* WHAT YOU HAVE TO DO
In the entries below, find the lines that include "text" and give their number as the whole reply.
──────── DATA ────────
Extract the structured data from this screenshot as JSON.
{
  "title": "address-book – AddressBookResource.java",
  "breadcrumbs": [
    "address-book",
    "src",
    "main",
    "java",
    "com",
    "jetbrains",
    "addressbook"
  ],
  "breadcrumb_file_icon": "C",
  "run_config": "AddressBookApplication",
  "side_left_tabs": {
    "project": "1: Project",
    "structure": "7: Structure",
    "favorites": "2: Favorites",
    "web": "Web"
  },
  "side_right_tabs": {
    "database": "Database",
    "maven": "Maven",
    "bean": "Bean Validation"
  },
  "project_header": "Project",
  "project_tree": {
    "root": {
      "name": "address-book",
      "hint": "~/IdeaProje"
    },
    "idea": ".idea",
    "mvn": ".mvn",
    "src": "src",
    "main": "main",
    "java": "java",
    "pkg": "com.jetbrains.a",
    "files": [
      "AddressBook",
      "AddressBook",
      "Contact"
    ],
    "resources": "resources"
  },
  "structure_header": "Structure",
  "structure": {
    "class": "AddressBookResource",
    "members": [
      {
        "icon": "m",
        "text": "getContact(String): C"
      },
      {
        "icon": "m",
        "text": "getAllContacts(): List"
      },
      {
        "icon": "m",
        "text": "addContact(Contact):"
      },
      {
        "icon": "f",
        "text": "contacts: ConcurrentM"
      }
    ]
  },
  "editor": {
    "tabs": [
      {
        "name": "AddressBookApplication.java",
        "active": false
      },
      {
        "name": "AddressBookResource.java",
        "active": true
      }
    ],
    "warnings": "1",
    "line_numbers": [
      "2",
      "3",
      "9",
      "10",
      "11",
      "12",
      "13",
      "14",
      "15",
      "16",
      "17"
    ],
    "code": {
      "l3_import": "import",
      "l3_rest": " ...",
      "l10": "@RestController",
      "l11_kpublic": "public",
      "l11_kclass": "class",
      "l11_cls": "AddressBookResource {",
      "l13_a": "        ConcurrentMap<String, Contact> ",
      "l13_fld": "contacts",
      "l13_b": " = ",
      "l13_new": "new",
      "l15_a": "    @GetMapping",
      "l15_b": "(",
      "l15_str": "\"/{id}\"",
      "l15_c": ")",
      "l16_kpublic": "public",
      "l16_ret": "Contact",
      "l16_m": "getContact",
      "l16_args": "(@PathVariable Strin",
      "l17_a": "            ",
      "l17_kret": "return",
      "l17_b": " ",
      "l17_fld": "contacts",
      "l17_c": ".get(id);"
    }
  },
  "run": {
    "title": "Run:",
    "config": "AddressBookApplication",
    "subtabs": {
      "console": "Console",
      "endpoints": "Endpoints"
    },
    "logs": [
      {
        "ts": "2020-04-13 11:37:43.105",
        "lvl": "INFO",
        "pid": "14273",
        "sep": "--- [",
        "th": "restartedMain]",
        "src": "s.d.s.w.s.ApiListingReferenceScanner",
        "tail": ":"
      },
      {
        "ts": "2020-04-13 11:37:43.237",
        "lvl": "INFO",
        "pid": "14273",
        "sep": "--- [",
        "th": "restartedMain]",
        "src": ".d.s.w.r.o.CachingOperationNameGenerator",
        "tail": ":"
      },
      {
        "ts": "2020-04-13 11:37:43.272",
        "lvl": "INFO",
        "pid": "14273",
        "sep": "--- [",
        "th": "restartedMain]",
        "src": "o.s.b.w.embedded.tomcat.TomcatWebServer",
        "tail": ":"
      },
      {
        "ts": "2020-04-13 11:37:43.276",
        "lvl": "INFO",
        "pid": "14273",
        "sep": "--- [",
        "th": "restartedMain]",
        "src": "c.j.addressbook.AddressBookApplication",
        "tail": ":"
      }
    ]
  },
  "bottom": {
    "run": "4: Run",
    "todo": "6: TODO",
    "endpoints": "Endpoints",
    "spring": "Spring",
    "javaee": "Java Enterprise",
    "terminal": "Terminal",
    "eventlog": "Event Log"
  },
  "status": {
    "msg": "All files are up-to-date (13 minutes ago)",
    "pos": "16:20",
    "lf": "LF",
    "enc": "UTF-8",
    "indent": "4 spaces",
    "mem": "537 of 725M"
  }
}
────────
* FINAL ANSWER
4